*PROBLEM DETAILS*. The data should be written out in full, exactly as it stands, and the pictures dropped.

*RECORD EXCERPTS*.

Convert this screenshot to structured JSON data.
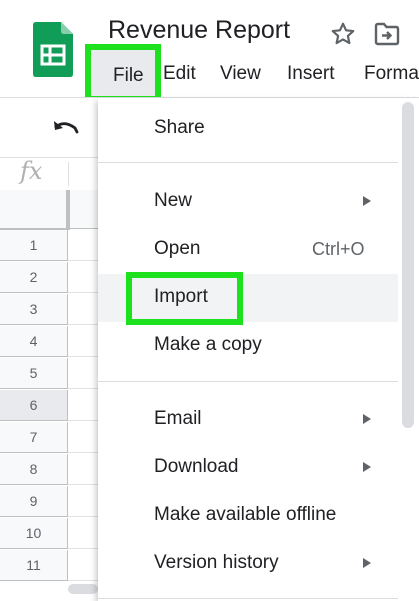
{
  "doc": {
    "title": "Revenue Report"
  },
  "header": {
    "app_icon": "sheets-logo-icon",
    "star_icon": "star-icon",
    "move_icon": "move-to-folder-icon"
  },
  "menubar": {
    "items": [
      "File",
      "Edit",
      "View",
      "Insert",
      "Forma"
    ]
  },
  "toolbar": {
    "undo_icon": "undo-icon"
  },
  "formula_bar": {
    "fx": "fx"
  },
  "grid": {
    "rows": [
      "1",
      "2",
      "3",
      "4",
      "5",
      "6",
      "7",
      "8",
      "9",
      "10",
      "11"
    ],
    "selected_row": "6"
  },
  "file_menu": {
    "items": [
      {
        "label": "Share"
      },
      {
        "label": "New",
        "submenu": true
      },
      {
        "label": "Open",
        "shortcut": "Ctrl+O"
      },
      {
        "label": "Import",
        "highlighted": true
      },
      {
        "label": "Make a copy"
      },
      {
        "label": "Email",
        "submenu": true
      },
      {
        "label": "Download",
        "submenu": true
      },
      {
        "label": "Make available offline"
      },
      {
        "label": "Version history",
        "submenu": true
      }
    ]
  },
  "colors": {
    "highlight": "#1ee11e",
    "sheets_green": "#0f9d58",
    "text": "#202124",
    "hover": "#f1f3f4"
  }
}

*ANSWER TO THIS EXERCISE*.
Convert this screenshot to structured JSON data.
{
  "doc": {
    "title": "Revenue Report"
  },
  "header": {
    "app_icon": "sheets-logo-icon",
    "star_icon": "star-icon",
    "move_icon": "move-to-folder-icon"
  },
  "menubar": {
    "items": [
      "File",
      "Edit",
      "View",
      "Insert",
      "Forma"
    ]
  },
  "toolbar": {
    "undo_icon": "undo-icon"
  },
  "formula_bar": {
    "fx": "fx"
  },
  "grid": {
    "rows": [
      "1",
      "2",
      "3",
      "4",
      "5",
      "6",
      "7",
      "8",
      "9",
      "10",
      "11"
    ],
    "selected_row": "6"
  },
  "file_menu": {
    "items": [
      {
        "label": "Share"
      },
      {
        "label": "New",
        "submenu": true
      },
      {
        "label": "Open",
        "shortcut": "Ctrl+O"
      },
      {
        "label": "Import",
        "highlighted": true
      },
      {
        "label": "Make a copy"
      },
      {
        "label": "Email",
        "submenu": true
      },
      {
        "label": "Download",
        "submenu": true
      },
      {
        "label": "Make available offline"
      },
      {
        "label": "Version history",
        "submenu": true
      }
    ]
  },
  "colors": {
    "highlight": "#1ee11e",
    "sheets_green": "#0f9d58",
    "text": "#202124",
    "hover": "#f1f3f4"
  }
}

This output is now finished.